A pair of inverted U-shapes<p>In analyzing their data, the researchers saw two separate inverted u-shape curves. One depicted participants' enjoyment based on their self-reports and observed behavior. A similar u-curve was detected in their heart rates showing that just the right amount of heartbeat acceleration is associated with fun, but too much is too much. It's the terror Goldilocks zone.</p><p>Says Andersen, "If people are not very scared, they do not enjoy the attraction as much, and the same happens if they are too scared. Instead, it seems to be the case that a 'just-right' amount of fear is central for maximizing enjoyment."</p><p>The research suggests that being scared is enjoyable when it represents just a quick minor physiological deviation from one's normal state. When it goes on too long, however, or triggers too severe a physiological change, it becomes disturbing. Game over.</p><p>Andersen notes that this is not dissimilar to the factors known to make interpersonal play enjoyable: just the right amount of uncertainty and surprise. These are, maybe not coincidentally, also the ingredients of a successful joke.</p>
A meteorite that smashed into a frozen lake in Michigan may explain the origins of life on Earth, finds study.
- A new paper reveals a meteorite that crashed in Michigan in 2018 contained organic matter.
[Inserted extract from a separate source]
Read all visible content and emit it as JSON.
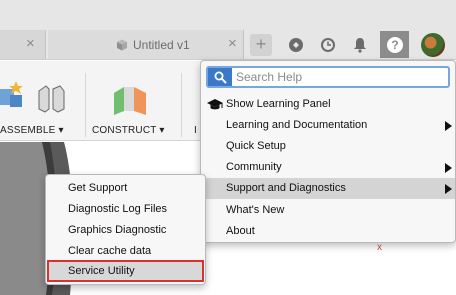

- The findings support the panspermia theory and could explain the origins of life on Earth.
- The organic compounds on the meteorite were well-preserved.
Meteor streaks through Michigan sky<span style="display:block;position:relative;padding-top:56.25%;" class="rm-shortcode" data-rm-shortcode-id="80b7f30820153b35fc515592d7475f53"><iframe type="lazy-iframe" data-runner-src="https://www.youtube.com/embed/EPu2qnqMYBo?rel=0" width="100%" height="auto" frameborder="0" scrolling="no" style="position:absolute;top:0;left:0;width:100%;height:100%;"></iframe></span>
The meteorite that smashed into Strawberry Lake carried pristine extraterrestrial organic compounds.
Credit: Field Museum